The R&A couldn’t have asked for a better ending to the R&A Student Tour Series – Spain. Playoffs were need to determine the men’s and women’s winners, one clinched with a chip-in eagle, the other with a clutch birdie.
It was exciting stuff, and a fitting end to the last tournament before the Grand Final in Fife next month, when the top student golfers tee it up at Dumbarnie Links, and the Castle and Jubilee courses 4-6 April.
Players from 25 universities/colleges across Europe teed it up in the R&A Student Tour Series – Spain at Infinitum Golf in Tarragona, Spain. I make that five more than teed it up at Troia Golf Resort in the Portuguese leg last month.
Proof the governing body has a deeper mine to tap when it comes to good golfing talent studying in Europe.
Lorna McClymont (above) won the women’s title, her third in a row following victories at Troia and Carton House in the Irish event last year. The affable Stirling University student birdied the par-5 the final hole twice on the last day. Once to get in a play off with Darcey Harry, and again in sudden death to take the top prize. Trinity College player Eoin Sullivan went one better: he eagled the final hole to break out of a deadlock with Stirling player David Brookes.
McClymont, a member of Milngavie Golf Club, is luckier than Sullivan. The plus 5 Scottish international attends the University of Stirling. She is a recipient of top coaching and development from former European Tour player Dean Robertson, the 1999 Italian Open winner and Stirling high performance coach. Robertson’s excellent programme is matched by Maynooth University, run by former Irish Boys champion Barry Fennelly. St Andrews, Birmingham Halmstad and other higher education facilities also have programmes to help players develop their games while they study.
Sullivan was in Spain on his own. He isn’t part of structured golf programme. Trinity College doesn’t have one. The Carton House member tries to keep up with his golf development while studying for a business and economics degree.
“This tour is brilliant for me because I’m not part of a programme,” Sullivan said. “I’m doing it on my own with my parents helping me. To get this sort of competition on such great courses like Troia and here (Infinitum) is great because it helps keep me competitive when I normally wouldn’t be playing tournaments while studying.”
The Student Tour series only travels to venues that have hosted European or Ladies European Tour events. Troia has staged the Portuguese Open, while Infinitum hosts Europe’s best next month with the staging of the DP World Tour’s ISPS Handa Championship in Spain. Infinitum, formerly Lumine Golf, holds the European Tour Qualifying School Final Stage.
Women’s runner-up Harry is also not part of a golf programme. The 18-year-old is in her first year at Royal Agricultural University, where she is studying equine science.
“It’s a great tour,” Harry said. “I wish I’d known about it earlier because if I had then I might have played Troia too. There is no golf team at my university, so to get this experience is brilliant.”

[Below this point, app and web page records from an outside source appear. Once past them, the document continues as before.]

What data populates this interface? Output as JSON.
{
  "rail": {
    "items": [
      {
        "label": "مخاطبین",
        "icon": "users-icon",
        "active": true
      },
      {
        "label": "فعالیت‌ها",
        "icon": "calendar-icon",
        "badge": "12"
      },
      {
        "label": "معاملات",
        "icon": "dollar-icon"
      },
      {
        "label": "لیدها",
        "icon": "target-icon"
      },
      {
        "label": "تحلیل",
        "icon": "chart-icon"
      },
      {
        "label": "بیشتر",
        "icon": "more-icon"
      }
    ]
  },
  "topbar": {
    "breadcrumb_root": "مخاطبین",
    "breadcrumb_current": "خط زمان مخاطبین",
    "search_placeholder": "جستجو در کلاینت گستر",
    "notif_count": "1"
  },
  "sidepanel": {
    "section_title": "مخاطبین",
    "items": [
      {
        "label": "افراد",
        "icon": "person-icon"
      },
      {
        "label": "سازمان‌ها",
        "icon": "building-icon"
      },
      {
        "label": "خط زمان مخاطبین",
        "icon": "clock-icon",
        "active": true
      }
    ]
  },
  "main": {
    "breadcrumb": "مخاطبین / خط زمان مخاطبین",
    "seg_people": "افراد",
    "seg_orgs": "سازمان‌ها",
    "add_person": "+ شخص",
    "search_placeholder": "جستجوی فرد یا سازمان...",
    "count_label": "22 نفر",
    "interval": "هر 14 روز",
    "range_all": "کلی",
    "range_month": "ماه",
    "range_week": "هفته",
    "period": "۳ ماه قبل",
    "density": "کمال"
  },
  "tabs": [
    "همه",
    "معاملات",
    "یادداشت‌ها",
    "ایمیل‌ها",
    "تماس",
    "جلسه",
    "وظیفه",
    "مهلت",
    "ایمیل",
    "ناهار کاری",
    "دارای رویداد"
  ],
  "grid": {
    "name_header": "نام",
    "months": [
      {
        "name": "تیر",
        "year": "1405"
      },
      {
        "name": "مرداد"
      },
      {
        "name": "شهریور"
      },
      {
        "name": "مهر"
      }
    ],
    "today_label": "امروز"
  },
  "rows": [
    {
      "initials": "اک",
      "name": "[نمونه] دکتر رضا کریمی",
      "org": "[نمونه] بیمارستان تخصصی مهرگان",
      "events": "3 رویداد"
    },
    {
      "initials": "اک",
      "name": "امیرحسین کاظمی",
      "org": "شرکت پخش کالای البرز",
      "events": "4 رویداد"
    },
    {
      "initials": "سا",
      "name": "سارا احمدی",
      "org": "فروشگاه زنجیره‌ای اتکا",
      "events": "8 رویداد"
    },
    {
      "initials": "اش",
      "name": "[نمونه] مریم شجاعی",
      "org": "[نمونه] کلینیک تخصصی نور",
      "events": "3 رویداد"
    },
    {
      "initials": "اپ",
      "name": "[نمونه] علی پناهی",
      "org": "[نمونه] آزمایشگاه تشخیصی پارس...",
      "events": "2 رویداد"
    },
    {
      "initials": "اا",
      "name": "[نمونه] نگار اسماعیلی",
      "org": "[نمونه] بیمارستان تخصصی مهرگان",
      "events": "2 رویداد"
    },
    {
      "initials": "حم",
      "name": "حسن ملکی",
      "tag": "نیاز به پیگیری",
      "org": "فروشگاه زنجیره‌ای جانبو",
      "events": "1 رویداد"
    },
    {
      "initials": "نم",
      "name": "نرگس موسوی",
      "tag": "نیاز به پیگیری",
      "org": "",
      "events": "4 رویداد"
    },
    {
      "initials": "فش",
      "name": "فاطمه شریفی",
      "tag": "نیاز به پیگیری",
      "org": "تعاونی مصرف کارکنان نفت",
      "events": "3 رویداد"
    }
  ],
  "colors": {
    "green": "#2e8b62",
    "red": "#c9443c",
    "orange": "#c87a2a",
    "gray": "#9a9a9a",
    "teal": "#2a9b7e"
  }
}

The plus 4 handicapper from Royal Porthcawl made her debut in the series, thanks to the largesse of Robertson and his Stirling team.
Harry’s participation was slightly in doubt since her parents had slight reservations about her travelling to Spain on her own. That’s where Robertson and the Stirling team came to the rescue. The squad welcomed her into their midst, involving her in practice rounds, team meals and treating her like one of the team. That was noticeable on the evening after the final round. Six young women, Harry and five members of the Stirling team, sat around a table in a Tapas bar that night, with McClymont and Harry sitting next to each other chatting amicably.
England’s Abbi Rowlands also made her debut in the Tour Series. The plus 1 handicapper from Foxhills Golf Club attends the Golf College in Lindfield, West Sussex, but joins Loughborough in September. She shared the first round lead with Harry. Like her Welsh counterpart, she had no idea the series existed until just before Troia.
“If I’d known earlier, I’d have played in Portugal,” Rowlands said. “I want to try to turn pro after I finish my studies, so It’s good to know this exists for me the next two years of uni, and I can get competitive golf while I study.”
As I said after the Portugal event, a stronger university circuited has been needed in Europe for many years. American college golf will always prove a strong attraction for the game’s best amateurs seeking a back-up plan should their dreams of professional golf not work out. However, not everyone wants to go West. Many want to stay at home and study. The fact they can now do so and get competitive golf through the Student Series plugs a huge gap that’s existed for many years.
#JustSaying: “The only thing a golfer needs is more daylight.” Ben Hogan
Photograph by Getty Images courtesy of the R&A